India is concerned that the 3,000 km long project connecting Pakistan’s deep-water port Gwadar and China’s Xinjiang stem from the fact the facility in Pakistan, which was taken over by the Chinese, could become a future naval base that will enable Beijing to increase its sphere of influence in the Indian Ocean region.
Beijing has been nonchalant about the CPEC impinging on India’s sovereignty as it passes through the Gilgit-Baltistan region which India claims as its own. In recent days, China has tried to assuage India’s feelings by asserting that the commercial corridor will not have any impact on its stand that the Kashmir issue should be settled by New Delhi and Islamabad through dialogue.
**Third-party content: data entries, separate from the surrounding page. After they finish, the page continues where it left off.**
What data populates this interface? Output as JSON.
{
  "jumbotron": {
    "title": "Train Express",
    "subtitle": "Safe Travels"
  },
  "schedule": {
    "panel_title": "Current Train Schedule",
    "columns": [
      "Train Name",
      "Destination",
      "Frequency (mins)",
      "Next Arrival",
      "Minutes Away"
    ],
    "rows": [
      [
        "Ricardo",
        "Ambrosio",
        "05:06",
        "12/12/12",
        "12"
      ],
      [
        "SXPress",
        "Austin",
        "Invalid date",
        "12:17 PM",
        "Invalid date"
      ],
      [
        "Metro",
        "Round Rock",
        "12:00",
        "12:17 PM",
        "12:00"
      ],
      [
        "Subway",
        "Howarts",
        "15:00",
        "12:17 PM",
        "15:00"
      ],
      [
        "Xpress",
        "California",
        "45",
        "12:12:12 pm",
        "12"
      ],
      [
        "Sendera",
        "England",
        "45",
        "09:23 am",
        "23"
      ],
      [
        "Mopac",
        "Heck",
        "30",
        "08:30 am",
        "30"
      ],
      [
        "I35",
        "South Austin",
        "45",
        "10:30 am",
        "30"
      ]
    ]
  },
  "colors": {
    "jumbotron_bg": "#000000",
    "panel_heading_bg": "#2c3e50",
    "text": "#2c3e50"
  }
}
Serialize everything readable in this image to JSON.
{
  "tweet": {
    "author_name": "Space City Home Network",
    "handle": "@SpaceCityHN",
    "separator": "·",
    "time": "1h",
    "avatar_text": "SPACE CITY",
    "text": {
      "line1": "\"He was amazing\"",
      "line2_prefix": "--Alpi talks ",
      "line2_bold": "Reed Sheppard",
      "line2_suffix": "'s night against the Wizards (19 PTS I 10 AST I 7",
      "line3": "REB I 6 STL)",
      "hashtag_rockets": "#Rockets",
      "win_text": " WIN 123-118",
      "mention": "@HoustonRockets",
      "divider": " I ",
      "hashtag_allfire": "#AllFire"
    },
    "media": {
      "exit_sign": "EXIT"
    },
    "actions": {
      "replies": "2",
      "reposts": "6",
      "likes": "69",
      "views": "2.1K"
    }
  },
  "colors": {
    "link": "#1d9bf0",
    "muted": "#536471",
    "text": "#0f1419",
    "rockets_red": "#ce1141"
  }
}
Over the past year, New Delhi and Beijing have locked horns over India’s entry into the NSG club, a proposed UN ban on Jaish-e-Muhammad leader Masood Azhar and the Dalai Lama’s Arunachal Pradesh visit.
Chinese foreign minister Wang Yi had said on April 17 that India would have a representative at the BRF.
“Although Indian leader is not here, India will have a representative,” Wang had told journalists.
While India is yet to formally announce that it won’t attend the meet, the US in a u-turn on Friday decided to send a delegation to the BRF after initially saying it wouldn’t attend.
Matthew Pottinger, a top adviser to the Trump administration and National Security Council senior director for East Asia will lead the US delegation. And Beijing will be undoubtedly pleased with this.
Playing down India’s absence at the meeting, Chinese foreign ministry spokesman Geng Shuang said at a press conference on Friday that Indian scholars would be attending the meeting.
Japan will be sending a delegation led by a vice-minister.
The May 14-15 summit, which is expected to strengthen Xi’s power base as he gets set to begin his second five-year tenure later this year, will be attended by Russian President Vladimir Putin.
A number of other countries, including South Korea, France, Germany and UK, have deputed either ministerial or official delegations.
Considering CPEC’s importance in the plan -- it is the only project at present with prospects of delivering early results -- Pakistan Prime Minister Nawaz Sharif is expected to take centrestage to highlight its significance as a “game changer” for his country.
The Pakistani delegation will have five federal ministers and four chief ministers.
China has already committed $46 billion Chinese investments for various energy and infrastructure related projects in Pakistan.
Sri Lankan Prime Minister Ranil Wickremasinghe will be attending the meeting after hosting his Indian counterpart Narendra Modi at home.
From Nepal, Deputy Prime Minister and Minister of Finance Krishna Bahadur Mahara will lead the delegation. Bangladesh and the Maldives will also have official representations.